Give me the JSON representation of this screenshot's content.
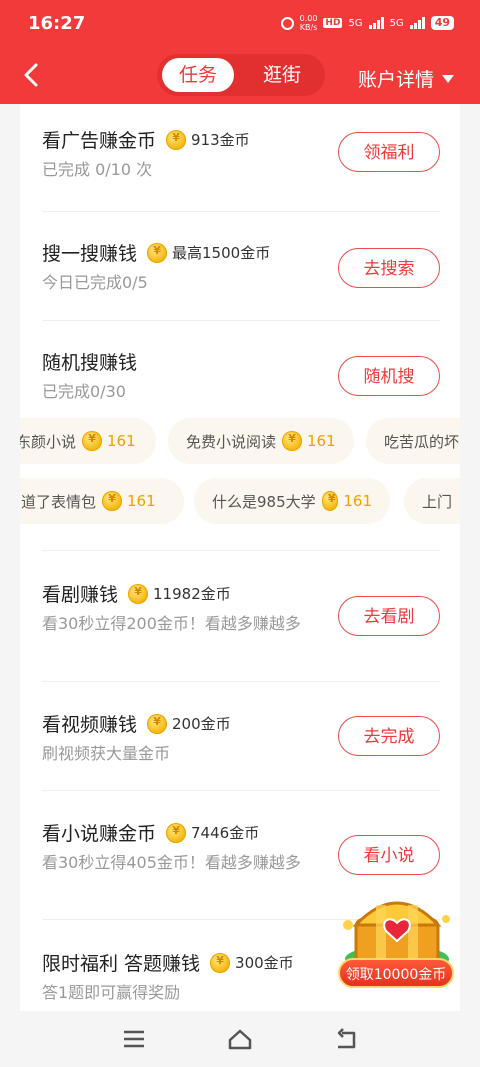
{
  "status": {
    "time": "16:27",
    "speed_top": "0.00",
    "speed_bottom": "KB/s",
    "hd": "HD",
    "net1": "5G",
    "net2": "5G",
    "battery": "49"
  },
  "nav": {
    "tabs": [
      "任务",
      "逛街"
    ],
    "account_label": "账户详情"
  },
  "tasks": [
    {
      "title": "看广告赚金币",
      "reward": "913金币",
      "desc": "已完成 0/10 次",
      "button": "领福利"
    },
    {
      "title": "搜一搜赚钱",
      "reward": "最高1500金币",
      "desc": "今日已完成0/5",
      "button": "去搜索"
    },
    {
      "title": "随机搜赚钱",
      "reward": "",
      "desc": "已完成0/30",
      "button": "随机搜"
    },
    {
      "title": "看剧赚钱",
      "reward": "11982金币",
      "desc": "看30秒立得200金币！看越多赚越多",
      "button": "去看剧"
    },
    {
      "title": "看视频赚钱",
      "reward": "200金币",
      "desc": "刷视频获大量金币",
      "button": "去完成"
    },
    {
      "title": "看小说赚金币",
      "reward": "7446金币",
      "desc": "看30秒立得405金币！看越多赚越多",
      "button": "看小说"
    },
    {
      "title": "限时福利 答题赚钱",
      "reward": "300金币",
      "desc": "答1题即可赢得奖励",
      "button": ""
    }
  ],
  "search_chips": [
    [
      {
        "text": "东颜小说",
        "value": "161"
      },
      {
        "text": "免费小说阅读",
        "value": "161"
      },
      {
        "text": "吃苦瓜的坏",
        "value": ""
      }
    ],
    [
      {
        "text": "知道了表情包",
        "value": "161"
      },
      {
        "text": "什么是985大学",
        "value": "161"
      },
      {
        "text": "上门",
        "value": ""
      }
    ]
  ],
  "promo": {
    "label": "领取10000金币"
  },
  "colors": {
    "brand": "#f23a3a",
    "coin": "#f5b50a"
  }
}
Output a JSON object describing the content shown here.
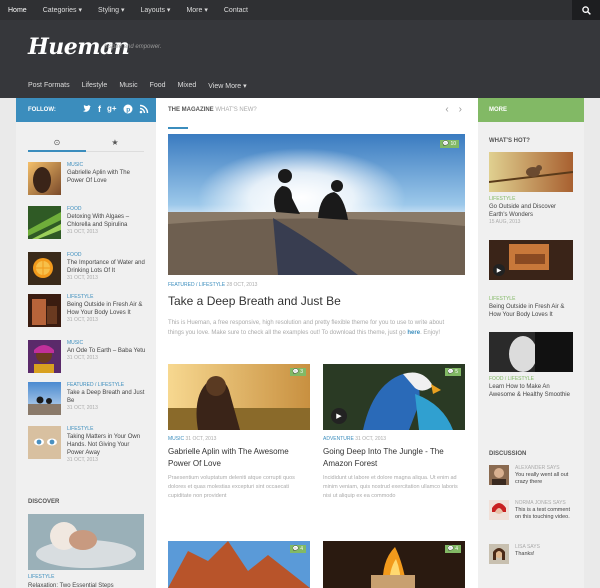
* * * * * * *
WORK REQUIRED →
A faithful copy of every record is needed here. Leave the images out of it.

REPLY TO THE EXERCISE →
Give me the JSON representation of this screenshot's content.
{
  "status": {
    "time": "16:27",
    "speed_top": "0.00",
    "speed_bottom": "KB/s",
    "hd": "HD",
    "net1": "5G",
    "net2": "5G",
    "battery": "49"
  },
  "nav": {
    "tabs": [
      "任务",
      "逛街"
    ],
    "account_label": "账户详情"
  },
  "tasks": [
    {
      "title": "看广告赚金币",
      "reward": "913金币",
      "desc": "已完成 0/10 次",
      "button": "领福利"
    },
    {
      "title": "搜一搜赚钱",
      "reward": "最高1500金币",
      "desc": "今日已完成0/5",
      "button": "去搜索"
    },
    {
      "title": "随机搜赚钱",
      "reward": "",
      "desc": "已完成0/30",
      "button": "随机搜"
    },
    {
      "title": "看剧赚钱",
      "reward": "11982金币",
      "desc": "看30秒立得200金币！看越多赚越多",
      "button": "去看剧"
    },
    {
      "title": "看视频赚钱",
      "reward": "200金币",
      "desc": "刷视频获大量金币",
      "button": "去完成"
    },
    {
      "title": "看小说赚金币",
      "reward": "7446金币",
      "desc": "看30秒立得405金币！看越多赚越多",
      "button": "看小说"
    },
    {
      "title": "限时福利 答题赚钱",
      "reward": "300金币",
      "desc": "答1题即可赢得奖励",
      "button": ""
    }
  ],
  "search_chips": [
    [
      {
        "text": "东颜小说",
        "value": "161"
      },
      {
        "text": "免费小说阅读",
        "value": "161"
      },
      {
        "text": "吃苦瓜的坏",
        "value": ""
      }
    ],
    [
      {
        "text": "知道了表情包",
        "value": "161"
      },
      {
        "text": "什么是985大学",
        "value": "161"
      },
      {
        "text": "上门",
        "value": ""
      }
    ]
  ],
  "promo": {
    "label": "领取10000金币"
  },
  "colors": {
    "brand": "#f23a3a",
    "coin": "#f5b50a"
  }
}
Output a JSON object describing the content shown here.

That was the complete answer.